In the multi-scale MRI system developed by NHRI researchers, the magnetic gradient of the human-size coil is approximately three times stronger than commercial clinical MRI systems. The new system is capable of acquiring high-resolution brain connectome images and potentially helpful to future clinical applications. The research team also integrated an animal-size high-strength gradient coil; it has approximately ten times the strength of commercial clinical MRI systems and can provide excellent imaging resolution, from several tens to hundreds of micrometers. This multi-scale MRI system is extremely beneficial to imaging research on pre-clinical animal models. Since the imaging service on the multi-scale MRI platform has started, the research team has researched applications contracted by universities, hospitals, research laboratories, and companies.

Because this MRI system was developed and integrated independently in Taiwan, the key technology and expandability can be easily controlled by the NHRI team. This research was achieved with funding support from NHRI, the Ministry of Health and Welfare, the Ministry of Economic Affairs, and other government science and technology grants. Implications of the findings extend beyond developing high-end MRI techniques. Other modalities could also be integrated on this system, such as positron emission tomography (PET) and focused ultrasound (FUS) systems.
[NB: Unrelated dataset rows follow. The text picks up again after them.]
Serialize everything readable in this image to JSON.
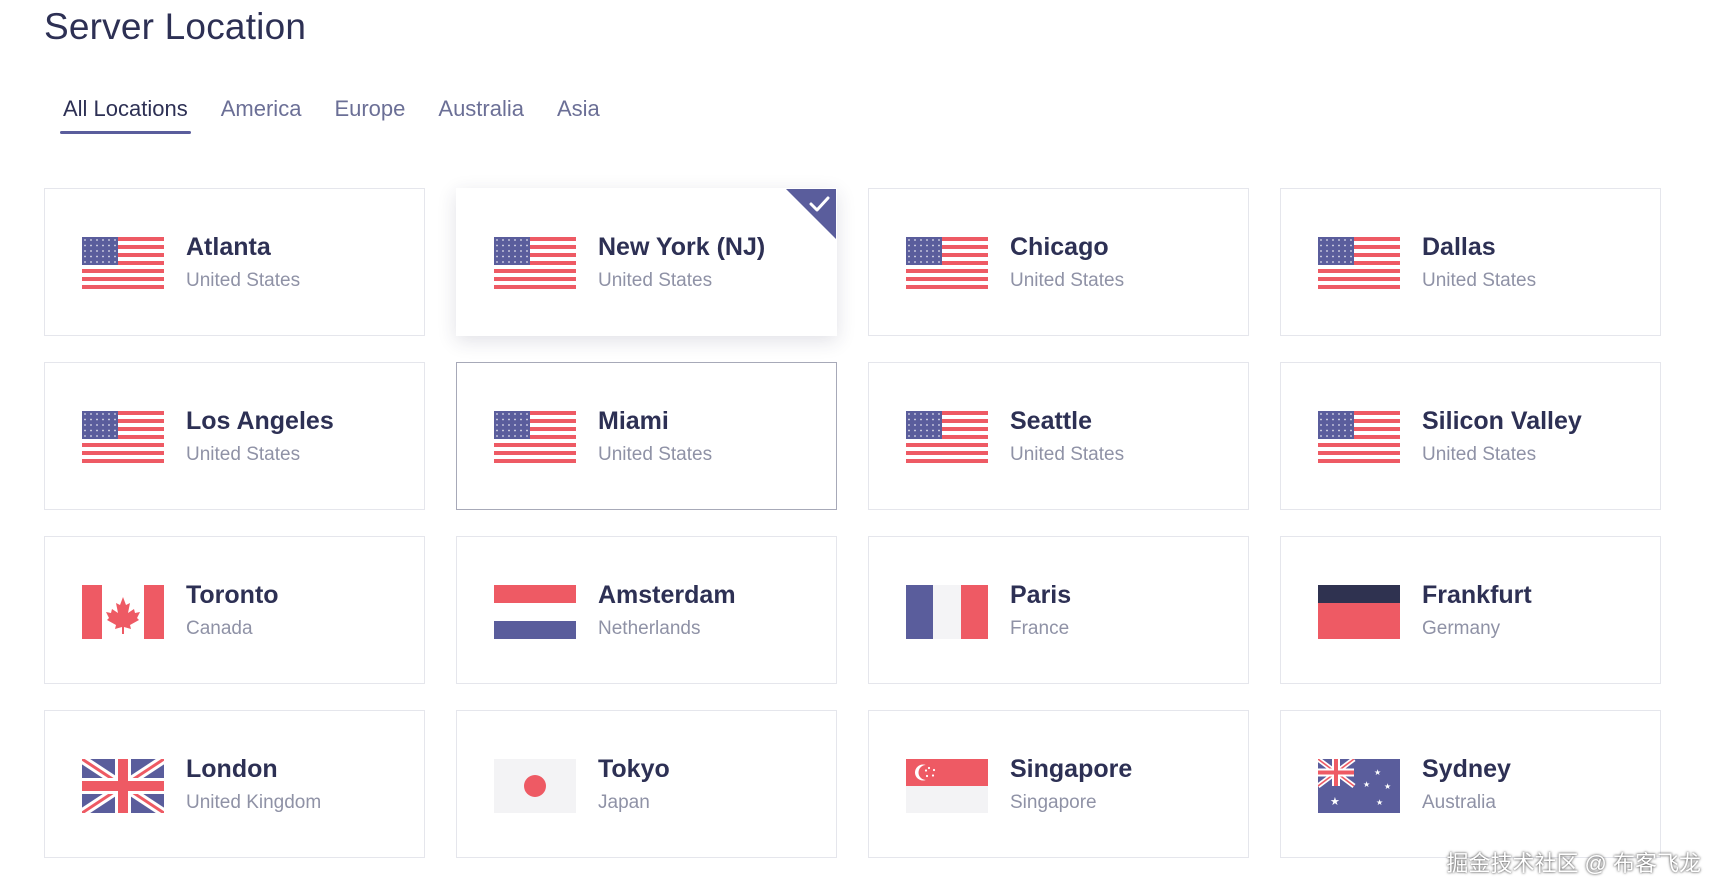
{
  "page": {
    "title": "Server Location"
  },
  "tabs": [
    {
      "label": "All Locations",
      "active": true
    },
    {
      "label": "America",
      "active": false
    },
    {
      "label": "Europe",
      "active": false
    },
    {
      "label": "Australia",
      "active": false
    },
    {
      "label": "Asia",
      "active": false
    }
  ],
  "locations": [
    {
      "city": "Atlanta",
      "country": "United States",
      "flag": "us-flag-icon"
    },
    {
      "city": "New York (NJ)",
      "country": "United States",
      "flag": "us-flag-icon",
      "selected": true
    },
    {
      "city": "Chicago",
      "country": "United States",
      "flag": "us-flag-icon"
    },
    {
      "city": "Dallas",
      "country": "United States",
      "flag": "us-flag-icon"
    },
    {
      "city": "Los Angeles",
      "country": "United States",
      "flag": "us-flag-icon"
    },
    {
      "city": "Miami",
      "country": "United States",
      "flag": "us-flag-icon",
      "hovered": true
    },
    {
      "city": "Seattle",
      "country": "United States",
      "flag": "us-flag-icon"
    },
    {
      "city": "Silicon Valley",
      "country": "United States",
      "flag": "us-flag-icon"
    },
    {
      "city": "Toronto",
      "country": "Canada",
      "flag": "canada-flag-icon"
    },
    {
      "city": "Amsterdam",
      "country": "Netherlands",
      "flag": "netherlands-flag-icon"
    },
    {
      "city": "Paris",
      "country": "France",
      "flag": "france-flag-icon"
    },
    {
      "city": "Frankfurt",
      "country": "Germany",
      "flag": "germany-flag-icon"
    },
    {
      "city": "London",
      "country": "United Kingdom",
      "flag": "uk-flag-icon"
    },
    {
      "city": "Tokyo",
      "country": "Japan",
      "flag": "japan-flag-icon"
    },
    {
      "city": "Singapore",
      "country": "Singapore",
      "flag": "singapore-flag-icon"
    },
    {
      "city": "Sydney",
      "country": "Australia",
      "flag": "australia-flag-icon"
    }
  ],
  "watermark": "掘金技术社区 @ 布客飞龙",
  "colors": {
    "text_primary": "#2d3054",
    "text_muted": "#8f92a6",
    "accent": "#5a5d9c",
    "flag_red": "#ee5a64",
    "flag_blue": "#5a5d9c"
  }
}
Development of the multi-scale brain connectome 3T MRI system platform has strengthened the capability of designing high-end biomedical imaging instrumentation in Taiwan and also provided a new tool in brain connectome research, according to Dr. Kuo. The researchers expect this innovative project will benefit high-end biomedical imaging technology and further strengthen Taiwan’s industrial competitiveness.

The most recent related research achievements were published in PLoS One, the Journal of Magnetic Resonance Imaging, and NMR in Biomedicine. For the full texts of the publications, see:

  1. Ezequiel Farrher, Farida Grinberg, Li-Wei Kuo, Kuan-Hung Cho, Richard Buschbeck, Ming-Jye Chen, Hsuan-Han Chiang, Chang-Hoon Choi, and N. Jon Shah. “Dedicated diffusion phantoms for the investigation of free water elimination and mapping: insights into the influence of T2 relaxation properties,” NMR in Biomedicine, 2019, doi: 10.1002/nbm.4210. (In press)

  2. Chia-Wen Chiang, Shih-Yen Lin, Kuan-Hung Cho, Kou-Jen Wu, Yun Wang, and Li-Wei Kuo. “Effects of signal averaging, gradient encoding scheme, and spatial resolution on diffusion kurtosis imaging: an empirical study using 7T MRI,” Journal of Magnetic Resonance Imaging, 50(5):1593-1603, November 2019, doi: 10.1002/jmri.26755.

  3. Kuan-Hung Cho, Sheng-Min Huang, Chang-Hoon Choi, Ming-Jye Chen, Hsuan-Han Chiang, Richard P. Buschbeck, Ezequiel Farrher, N. Jon Shah, Ruslan Garipov, Ching-Ping Chang, Hsu Chang, and Li-Wei Kuo. “Development, integration and use of an ultra-high-strength gradient system on a human-size 3 T magnet for small animal MRI,” PLoS One, 14(6):e0217916, 3 June 2019, doi: 10.1371/journal.pone.0217916.

For further information, please contact Ms. Wen-Ling Tseng at +886-37-206-166 ext. 37136.